The New York condo market may be steamrolling ahead into uncertain waters. A new report by Halstead Property Development Marketing shows that available new construction inventory in New York City was up 35% during Q2 2017. During the same quarter, the market saw contracts on new construction units fall 23% and Douglas Elliman's quarterly report shows that Manhattan's resale inventory fell for the first time in 3 years. The drop in resale inventory has been powered by expired listings due to overpricing and rising inventory. There is just too much inventory compared to shoppers in the current market. 5,936 new construction units were listed in the market during Q2 2017, while a mere 350 went under contract during the same period. During 2017, 2,600 units are expected to hit the market. Brooklyn itself saw a 28% drop in condo inventory during the same period.

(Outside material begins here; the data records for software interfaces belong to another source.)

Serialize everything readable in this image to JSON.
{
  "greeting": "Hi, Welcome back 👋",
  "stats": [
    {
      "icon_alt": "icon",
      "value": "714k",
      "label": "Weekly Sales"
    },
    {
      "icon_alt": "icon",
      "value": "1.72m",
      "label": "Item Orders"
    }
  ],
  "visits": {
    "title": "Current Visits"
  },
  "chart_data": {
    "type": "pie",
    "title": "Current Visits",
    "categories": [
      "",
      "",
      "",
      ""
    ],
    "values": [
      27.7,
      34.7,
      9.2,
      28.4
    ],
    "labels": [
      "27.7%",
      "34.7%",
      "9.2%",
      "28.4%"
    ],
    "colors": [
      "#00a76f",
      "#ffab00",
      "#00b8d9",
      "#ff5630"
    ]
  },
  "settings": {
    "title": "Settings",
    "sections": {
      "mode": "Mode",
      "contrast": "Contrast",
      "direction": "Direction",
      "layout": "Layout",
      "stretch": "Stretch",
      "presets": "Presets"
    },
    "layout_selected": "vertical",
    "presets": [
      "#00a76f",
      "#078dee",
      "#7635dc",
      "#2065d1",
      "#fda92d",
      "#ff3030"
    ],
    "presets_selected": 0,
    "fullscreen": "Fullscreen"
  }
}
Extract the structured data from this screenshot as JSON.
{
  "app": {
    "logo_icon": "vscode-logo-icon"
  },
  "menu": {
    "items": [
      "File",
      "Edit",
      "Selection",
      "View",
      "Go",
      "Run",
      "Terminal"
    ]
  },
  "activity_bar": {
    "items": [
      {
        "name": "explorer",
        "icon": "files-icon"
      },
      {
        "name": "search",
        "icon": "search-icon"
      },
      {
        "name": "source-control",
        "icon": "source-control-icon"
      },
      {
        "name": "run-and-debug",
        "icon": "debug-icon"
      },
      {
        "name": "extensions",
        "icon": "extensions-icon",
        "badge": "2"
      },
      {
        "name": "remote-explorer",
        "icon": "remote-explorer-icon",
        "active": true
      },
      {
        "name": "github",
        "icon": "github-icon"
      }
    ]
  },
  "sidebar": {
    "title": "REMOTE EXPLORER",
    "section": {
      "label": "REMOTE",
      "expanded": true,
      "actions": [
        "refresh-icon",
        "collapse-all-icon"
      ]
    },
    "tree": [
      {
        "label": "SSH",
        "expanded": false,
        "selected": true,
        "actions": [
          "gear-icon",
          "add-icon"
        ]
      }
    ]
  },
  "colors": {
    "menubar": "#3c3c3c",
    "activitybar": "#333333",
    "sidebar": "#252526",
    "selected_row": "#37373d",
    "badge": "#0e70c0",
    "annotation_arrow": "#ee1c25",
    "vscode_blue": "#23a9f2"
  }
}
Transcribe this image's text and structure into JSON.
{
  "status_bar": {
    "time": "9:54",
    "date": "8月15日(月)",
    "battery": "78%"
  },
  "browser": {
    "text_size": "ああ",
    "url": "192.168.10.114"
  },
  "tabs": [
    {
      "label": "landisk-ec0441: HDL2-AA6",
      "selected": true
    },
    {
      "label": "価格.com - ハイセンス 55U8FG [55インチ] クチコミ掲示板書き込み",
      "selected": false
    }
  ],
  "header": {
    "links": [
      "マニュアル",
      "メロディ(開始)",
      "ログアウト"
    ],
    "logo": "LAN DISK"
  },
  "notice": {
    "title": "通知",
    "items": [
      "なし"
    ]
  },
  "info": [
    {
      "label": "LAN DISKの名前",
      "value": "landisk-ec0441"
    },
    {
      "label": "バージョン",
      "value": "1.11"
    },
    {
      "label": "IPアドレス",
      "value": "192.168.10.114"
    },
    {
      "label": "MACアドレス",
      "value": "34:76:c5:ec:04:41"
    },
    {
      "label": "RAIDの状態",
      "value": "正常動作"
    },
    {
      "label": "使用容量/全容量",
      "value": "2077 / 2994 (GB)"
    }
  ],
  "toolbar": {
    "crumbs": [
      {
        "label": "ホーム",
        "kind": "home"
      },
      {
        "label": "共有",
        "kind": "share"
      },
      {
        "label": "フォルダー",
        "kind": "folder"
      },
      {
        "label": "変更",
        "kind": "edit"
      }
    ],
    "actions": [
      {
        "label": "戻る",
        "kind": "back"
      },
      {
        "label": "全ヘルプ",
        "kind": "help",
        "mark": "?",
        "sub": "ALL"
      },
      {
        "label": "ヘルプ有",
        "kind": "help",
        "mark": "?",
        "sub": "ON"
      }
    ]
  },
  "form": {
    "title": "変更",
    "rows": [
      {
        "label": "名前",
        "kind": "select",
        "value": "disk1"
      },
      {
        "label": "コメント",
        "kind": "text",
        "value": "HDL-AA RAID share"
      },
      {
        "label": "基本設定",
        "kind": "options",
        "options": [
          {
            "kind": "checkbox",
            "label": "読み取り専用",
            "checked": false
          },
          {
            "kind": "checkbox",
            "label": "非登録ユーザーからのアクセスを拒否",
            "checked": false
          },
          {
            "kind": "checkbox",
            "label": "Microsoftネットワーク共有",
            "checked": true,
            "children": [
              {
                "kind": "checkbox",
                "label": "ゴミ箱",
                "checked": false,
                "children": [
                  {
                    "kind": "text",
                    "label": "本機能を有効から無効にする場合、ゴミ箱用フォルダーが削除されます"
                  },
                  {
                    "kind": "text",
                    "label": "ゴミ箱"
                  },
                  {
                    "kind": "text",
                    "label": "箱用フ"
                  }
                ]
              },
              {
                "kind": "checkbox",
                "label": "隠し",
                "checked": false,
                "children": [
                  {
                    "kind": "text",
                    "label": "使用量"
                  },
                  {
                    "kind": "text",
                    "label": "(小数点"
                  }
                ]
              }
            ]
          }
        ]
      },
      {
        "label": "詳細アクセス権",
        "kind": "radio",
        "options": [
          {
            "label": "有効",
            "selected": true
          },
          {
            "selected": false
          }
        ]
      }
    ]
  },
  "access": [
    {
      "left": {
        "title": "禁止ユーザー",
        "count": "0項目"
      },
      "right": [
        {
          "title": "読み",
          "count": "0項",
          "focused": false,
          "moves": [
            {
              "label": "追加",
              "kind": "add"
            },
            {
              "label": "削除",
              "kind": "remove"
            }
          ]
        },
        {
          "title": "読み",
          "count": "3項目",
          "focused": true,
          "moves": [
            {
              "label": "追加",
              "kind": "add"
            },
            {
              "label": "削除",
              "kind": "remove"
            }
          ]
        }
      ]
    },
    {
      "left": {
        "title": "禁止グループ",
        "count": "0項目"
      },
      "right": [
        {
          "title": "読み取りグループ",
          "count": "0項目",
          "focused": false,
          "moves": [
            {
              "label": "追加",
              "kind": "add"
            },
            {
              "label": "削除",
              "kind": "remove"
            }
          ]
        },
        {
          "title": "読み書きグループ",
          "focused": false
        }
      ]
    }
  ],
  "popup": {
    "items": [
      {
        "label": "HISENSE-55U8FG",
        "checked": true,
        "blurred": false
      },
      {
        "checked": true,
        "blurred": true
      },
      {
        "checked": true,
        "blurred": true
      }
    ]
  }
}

During Q2 2017, new construction median pricing came to $3.3 million, up 23% year over year. The media price of a Manhattan apartment hit a record $1.2 million in Q2 2017, up 7% year over year. Comparatively, the median price for a condominium was $1.9 million while the median price of a co-op came to just $793,750.
"What is clear that the Manhattan real estate market remains surprisingly robust, especially on the re-sale side. Prices have moved higher, including two new records set and there has been a sharp rise in sales, as inventory has slipped," said Steven James, CEO of Douglas Elliman New York City.
The upper, luxury reaches of the market have seen the biggest drop as many overpriced their units hoping to catch onto the furious cycle that saw prices rise to unprecedented level. The luxury market saw an 11% drop in inventory as sellers begin to accept the new market conditions; despite that, at the same time the median price of luxury apartment sales rose to $6.8 million, up 4% year over year.
"High sales, record prices, re-sale inventory beginning to slip and still plenty of bidding wars (although at half the levels seems in 2015), is what we have seen in the second quarter of 2017. The key item from my perspective is greater negotiability at the high end of the marketplace. Listing discounts began rising in the last quarter which means that luxury sellers are becoming more realistic with pricing. Marketing time keeps expanding because buyers won't budge. Marketing time keeps expanding because buyers won't budge and that is making for more sales as sellers recognize that," said Jonathan Miller of Miller Samuel, Inc.